Nuking an incoming asteroid will spew out X-rays. This new model shows what happens

An artist's illustration of an asteroid that would pose an actual threat to Earth. Asteroid 2016 NF23 will pass by Earth this month but will not be dangerous for anyone here on our planet.
An artist's illustration of an asteroid that would pose an actual threat to Earth. Asteroid 2016 NF23 will pass by Earth this month but will not be dangerous for anyone here on our planet. (Image credit: European Space Agency)

Last year, a NASA mission proved that humans could change an asteroid’s course by crashing into one with a spacecraft. But if an impact alone is not enough, we do have at least one alternative option: nuking it.

A new study, released after NASA's Double Asteroid Redirection Test (DART) mission successfully moved an asteroid moonlet, studies how a nuclear device could redirect an errant space rock coming to Earth. (We haven't found any problems yet despite decades of searching, but searching and research continues as a precaution.)

“If we have enough warning time, we could potentially launch a nuclear device, sending it millions of miles away to an asteroid that is headed toward Earth,” Mary Burkey, a physicist at Lawrence Livermore National Laboratory, said in a Tuesday (Dec. 19) statement.

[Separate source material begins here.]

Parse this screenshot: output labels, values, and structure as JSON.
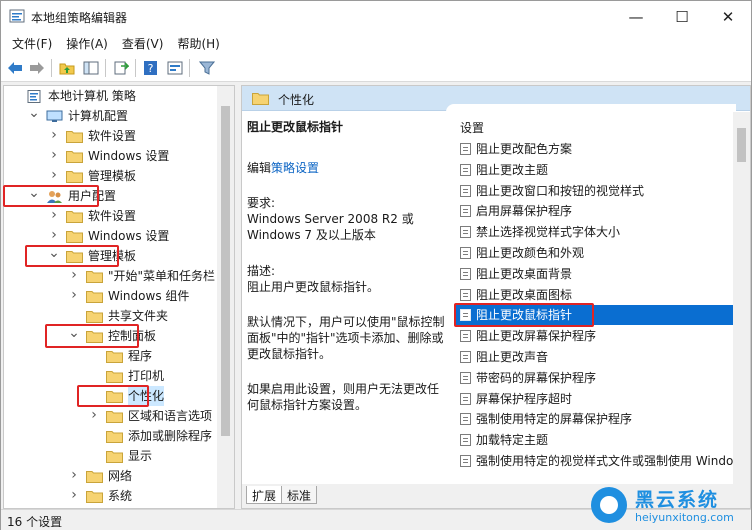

Related: 'HAMMER' Time? Spacecraft Could Nuke Dangerous Asteroid to Defend Earth 

Planetary defense researchers are actively investigating the very cinematic possibility of fending off an impending asteroid with a nuclear detonation, just like Bruce Willis did in the 1998 Hollywood movie "Armageddon." As part of that research, Burkey and colleagues developed a new model that simulates what a nuclear detonation’s high-energy, X-ray emissions will do to an asteroid.

On paper, nuking an asteroid has advantages over a mission like DART. The biggest is energy: Nuclear devices are capable of producing more energy per mass than any human technology. And because space launches must always minimize mass, a nuclear warhead can deliver a far more powerful punch than a DART-like spacecraft can ever manage. 

“We would then detonate the device and either deflect the asteroid, keeping it intact but providing a controlled push away from Earth, or we could disrupt the asteroid, breaking it up into small, fast-moving fragments that would also miss the planet,” said Burkey.

A nuclear detonation delivers much of its energy in the form of X-rays. If a nuclear explosion strikes an asteroid, this powerful radiation can wash over the asteroid, potentially vaporizing any material unlucky enough to be in its path. Burkey and colleagues developed their model to simulate these effects on four different asteroid materials and under a range of conditions.

It is critical to ensure that any sort of asteroid deflection attempt actually deflects the asteroid on a non-hazardous course — and does not cause collateral damage by sending asteroid shards toward humans. For that reason, the researchers say they hope that planetary defense scientists can use this model to get a clearer picture before they try anything.

The research was published on Dec. 19 in The Planetary Science Journal.

Join our Space Forums to keep talking space on the latest missions, night sky and more! And if you have a news tip, correction or comment, let us know at:

Rahul Rao
Contributing Writer

Rahul Rao is a graduate of New York University's SHERP and a freelance science writer, regularly covering physics, space, and infrastructure. His work has appeared in Gizmodo, Popular Science, Inverse, IEEE Spectrum, and Continuum. He enjoys riding trains for fun, and he has seen every surviving episode of Doctor Who. He holds a masters degree in science writing from New York University's Science, Health and Environmental Reporting Program (SHERP) and earned a bachelors degree from Vanderbilt University, where he studied English and physics. 

  • Pogo
    But, this would have to be used sufficiently early, depending on the lateral velocity, otherwise we’ll be sending some large chunks to various Earth localities rather than one big chunk in one place. The chunks need to move laterally enough to miss the Earth entirely.
  • Homer10
    The problem, you have to pay careful attention to is the exact placement of the Nuke. It should be positioned in front of the direction of motion of the asteroid around the Sun. Also it needs to be placed slightly above the center line of the asteroid in relation to Earth. A large mass of water might be helpful. Maybe a donut shape. The Nuke will cause the water to instantly vaporize, and act to enhance the push, and slightly dampen the shock. Because the Nuke detonates in front of the asteroid it will act to slow the entire mass down a little bit. This causes the asteroid, and all the shards to fall inward towards the Sun, and will now be much below Earth's orbit. It might even fall into the Sun, gone forever. But, make no mistake, this will be tricky to pull off correctly.